- Aornis Hades - a duplicate of the villain of the previous novel, Lost in a Good Book, who exists inside Thursday's memories and attempts to alter them to destructive effect.
- Gran Next - Thursday's grandmother, she comes to stay with her inside Caversham Heights and assist her in battling Aornis and recovering her lost memories.
- Landen Parke-Laine - Thursday's husband, a noted novelist, who at the time of The Well of Lost Plots has been erased from history by the Chronoguard and exists only in her memories.
- The Bellman - the head of Jurisfiction.
The Well of Lost Plots was released to positive reviews. Rich Horton of The SF Site referred to it as "a fast-moving, funny, and intellectually diverting novel" and Dave Golder of SFX stated that "a book this self-consciously clever has no right being so much damned fun" and rated it five stars.
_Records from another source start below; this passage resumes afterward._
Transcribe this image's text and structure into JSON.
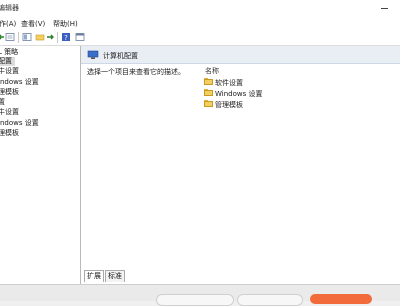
{
  "window": {
    "title": "编辑器"
  },
  "menu": {
    "items": [
      {
        "label": "作(A)"
      },
      {
        "label": "查看(V)"
      },
      {
        "label": "帮助(H)"
      }
    ]
  },
  "toolbar": {
    "icons": [
      "back-arrow-icon",
      "forward-arrow-icon",
      "folder-up-icon",
      "properties-icon",
      "help-icon",
      "view-icon"
    ]
  },
  "tree": {
    "items": [
      {
        "label": "L 策略"
      },
      {
        "label": "配置"
      },
      {
        "label": "牛设置"
      },
      {
        "label": "indows 设置"
      },
      {
        "label": "理模板"
      },
      {
        "label": "置"
      },
      {
        "label": "牛设置"
      },
      {
        "label": "indows 设置"
      },
      {
        "label": "理模板"
      }
    ]
  },
  "right": {
    "header_title": "计算机配置",
    "description": "选择一个项目来查看它的描述。",
    "column_name": "名称",
    "folders": [
      {
        "label": "软件设置"
      },
      {
        "label": "Windows 设置"
      },
      {
        "label": "管理模板"
      }
    ]
  },
  "tabs": {
    "extended": "扩展",
    "standard": "标准"
  },
  "colors": {
    "accent_orange": "#f26b3a",
    "folder_yellow": "#f3cf62",
    "header_bg": "#e9eef5"
  }
}
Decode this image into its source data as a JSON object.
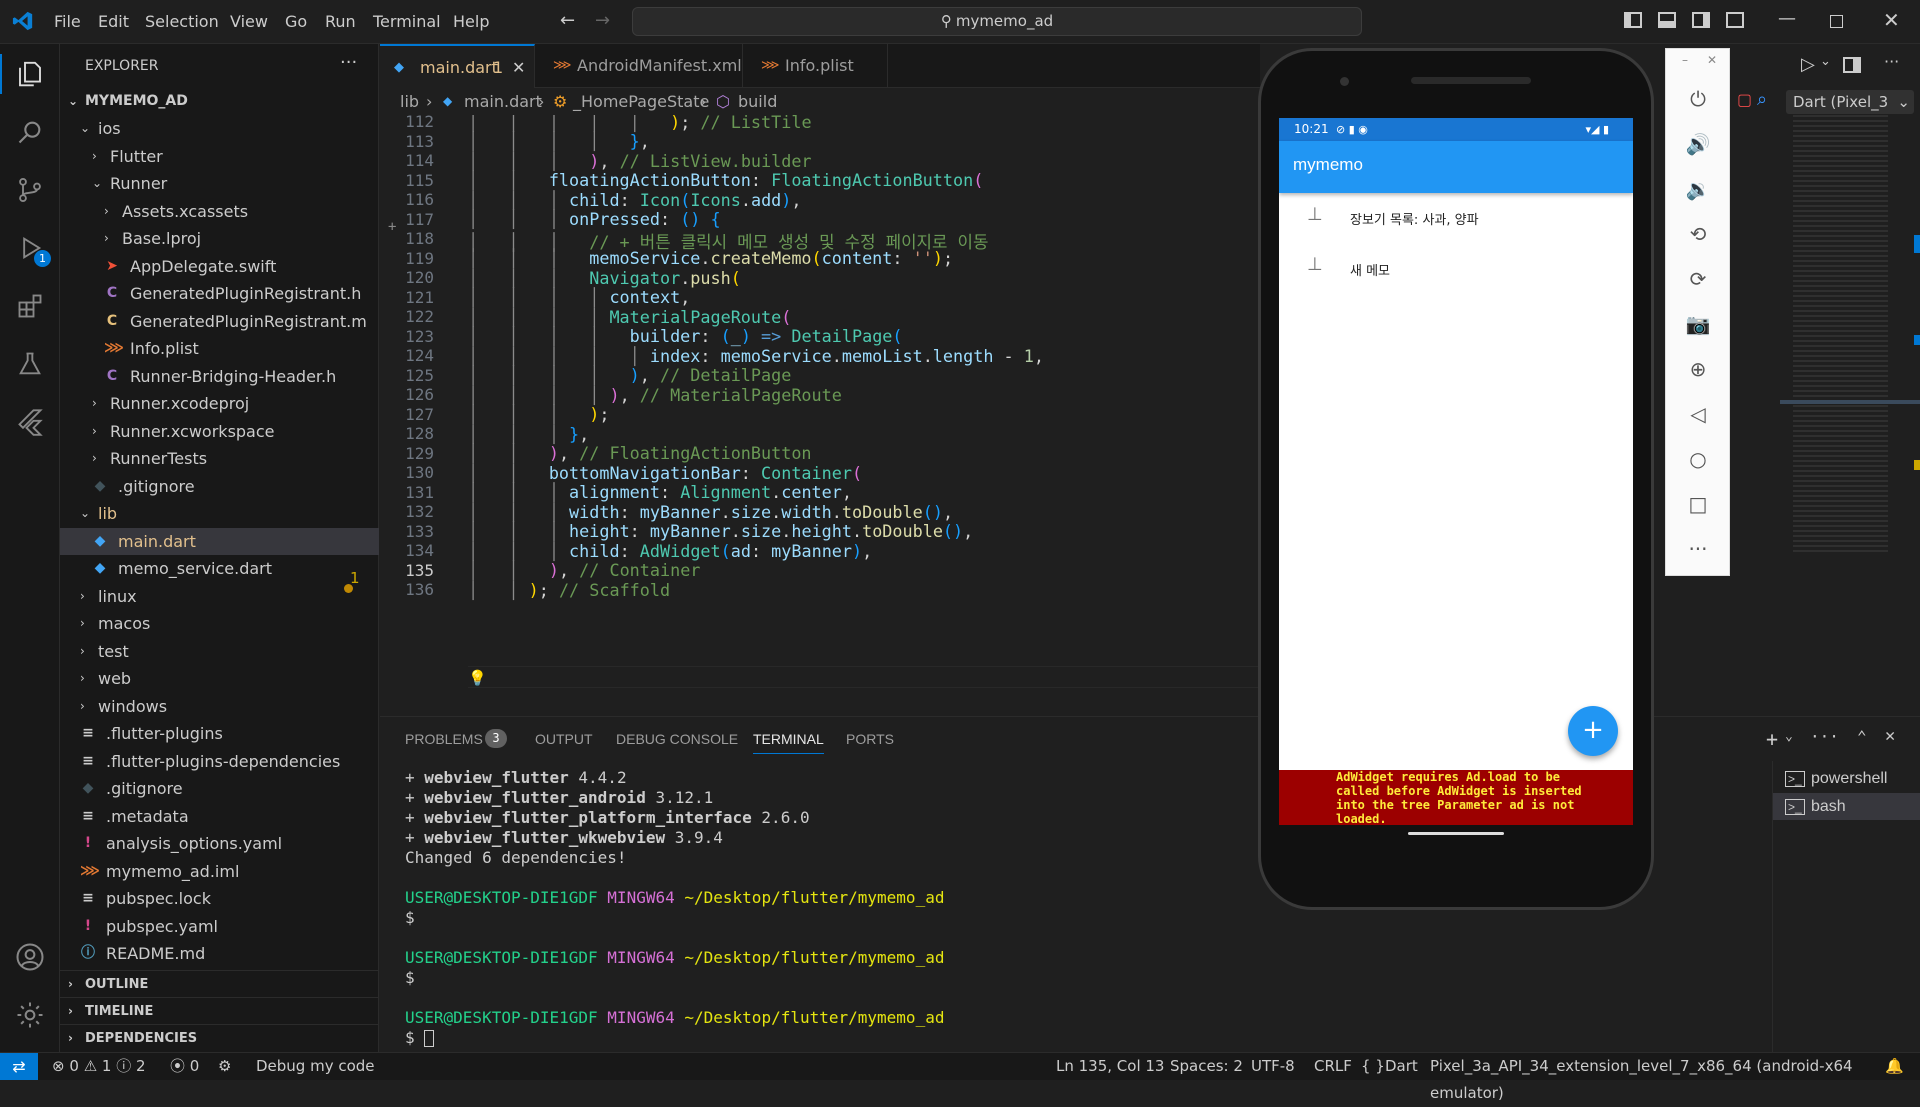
{
  "titlebar": {
    "menus": [
      "File",
      "Edit",
      "Selection",
      "View",
      "Go",
      "Run",
      "Terminal",
      "Help"
    ],
    "search": "mymemo_ad"
  },
  "activity": {
    "debug_badge": "1"
  },
  "explorer": {
    "header": "EXPLORER",
    "root": "MYMEMO_AD",
    "rows": [
      {
        "label": "ios",
        "kind": "folder-open",
        "depth": 1
      },
      {
        "label": "Flutter",
        "kind": "folder",
        "depth": 2
      },
      {
        "label": "Runner",
        "kind": "folder-open",
        "depth": 2
      },
      {
        "label": "Assets.xcassets",
        "kind": "folder",
        "depth": 3
      },
      {
        "label": "Base.lproj",
        "kind": "folder",
        "depth": 3
      },
      {
        "label": "AppDelegate.swift",
        "kind": "swift",
        "depth": 3
      },
      {
        "label": "GeneratedPluginRegistrant.h",
        "kind": "c",
        "depth": 3
      },
      {
        "label": "GeneratedPluginRegistrant.m",
        "kind": "m",
        "depth": 3
      },
      {
        "label": "Info.plist",
        "kind": "rss",
        "depth": 3
      },
      {
        "label": "Runner-Bridging-Header.h",
        "kind": "c",
        "depth": 3
      },
      {
        "label": "Runner.xcodeproj",
        "kind": "folder",
        "depth": 2
      },
      {
        "label": "Runner.xcworkspace",
        "kind": "folder",
        "depth": 2
      },
      {
        "label": "RunnerTests",
        "kind": "folder",
        "depth": 2
      },
      {
        "label": ".gitignore",
        "kind": "git",
        "depth": 2
      },
      {
        "label": "lib",
        "kind": "folder-open",
        "depth": 1
      },
      {
        "label": "main.dart",
        "kind": "dart",
        "depth": 2
      },
      {
        "label": "memo_service.dart",
        "kind": "dart",
        "depth": 2
      },
      {
        "label": "linux",
        "kind": "folder",
        "depth": 1
      },
      {
        "label": "macos",
        "kind": "folder",
        "depth": 1
      },
      {
        "label": "test",
        "kind": "folder",
        "depth": 1
      },
      {
        "label": "web",
        "kind": "folder",
        "depth": 1
      },
      {
        "label": "windows",
        "kind": "folder",
        "depth": 1
      },
      {
        "label": ".flutter-plugins",
        "kind": "lines",
        "depth": 1
      },
      {
        "label": ".flutter-plugins-dependencies",
        "kind": "lines",
        "depth": 1
      },
      {
        "label": ".gitignore",
        "kind": "git",
        "depth": 1
      },
      {
        "label": ".metadata",
        "kind": "lines",
        "depth": 1
      },
      {
        "label": "analysis_options.yaml",
        "kind": "yaml",
        "depth": 1
      },
      {
        "label": "mymemo_ad.iml",
        "kind": "rss",
        "depth": 1
      },
      {
        "label": "pubspec.lock",
        "kind": "lines",
        "depth": 1
      },
      {
        "label": "pubspec.yaml",
        "kind": "yaml",
        "depth": 1
      },
      {
        "label": "README.md",
        "kind": "info",
        "depth": 1
      }
    ],
    "main_dart_badge": "1",
    "sections": [
      "OUTLINE",
      "TIMELINE",
      "DEPENDENCIES"
    ]
  },
  "tabs": [
    {
      "label": "main.dart",
      "badge": "1",
      "active": true
    },
    {
      "label": "AndroidManifest.xml",
      "active": false
    },
    {
      "label": "Info.plist",
      "active": false
    }
  ],
  "breadcrumb": [
    "lib",
    "main.dart",
    "_HomePageState",
    "build"
  ],
  "code": {
    "line_numbers": [
      "112",
      "113",
      "114",
      "115",
      "116",
      "117",
      "118",
      "119",
      "120",
      "121",
      "122",
      "123",
      "124",
      "125",
      "126",
      "127",
      "128",
      "129",
      "130",
      "131",
      "132",
      "133",
      "134",
      "135",
      "136"
    ],
    "current_line": "135"
  },
  "panel": {
    "tabs": [
      "PROBLEMS",
      "OUTPUT",
      "DEBUG CONSOLE",
      "TERMINAL",
      "PORTS"
    ],
    "problems_count": "3",
    "terminal": {
      "deps": [
        {
          "name": "webview_flutter",
          "ver": "4.4.2"
        },
        {
          "name": "webview_flutter_android",
          "ver": "3.12.1"
        },
        {
          "name": "webview_flutter_platform_interface",
          "ver": "2.6.0"
        },
        {
          "name": "webview_flutter_wkwebview",
          "ver": "3.9.4"
        }
      ],
      "changed": "Changed 6 dependencies!",
      "user": "USER@DESKTOP-DIE1GDF",
      "host": "MINGW64",
      "path": "~/Desktop/flutter/mymemo_ad",
      "prompt": "$"
    },
    "shells": [
      "powershell",
      "bash"
    ]
  },
  "right_header": {
    "device_select": "Dart (Pixel_3"
  },
  "phone": {
    "time": "10:21",
    "app_title": "mymemo",
    "memos": [
      "장보기 목록: 사과, 양파",
      "새 메모"
    ],
    "fab": "+",
    "ad_error": "AdWidget requires Ad.load to be called before AdWidget is inserted into the tree Parameter ad is not loaded."
  },
  "status": {
    "errors": "0",
    "warnings": "1",
    "infos": "2",
    "ports": "0",
    "debug": "Debug my code",
    "position": "Ln 135, Col 13",
    "spaces": "Spaces: 2",
    "encoding": "UTF-8",
    "eol": "CRLF",
    "language": "Dart",
    "device": "Pixel_3a_API_34_extension_level_7_x86_64 (android-x64 emulator)"
  },
  "colors": {
    "accent": "#0078d4",
    "appbar": "#2196f3",
    "fab": "#2196f3",
    "ad_error_bg": "#9c0000",
    "ad_error_text": "#ffeb3b"
  }
}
The Chicago Sun-Times described it as "a wildly imaginative, pun-filled bundle of literary allusions, satire, criticism and delightful silliness." Fforde won the Wodehouse prize for comic fiction in 2004 for The Well of Lost Plots.
- Rich Horton, 2004, The Well of Lost Plots - Jasper Fforde, The SF Site, accessed April 24, 2013
- Dave Golder, Sept 2003, SFX Magazine Review - The Well of Lost Plots, SFX
- Dolores and Roger Flaherty, Sept 2004, The Well of Lost Plots Review, Chicago Sun-Times
- John Ezard (31 May 2004). "Lost Plots gains a prize". The Guardian. Retrieved 22 November 2007.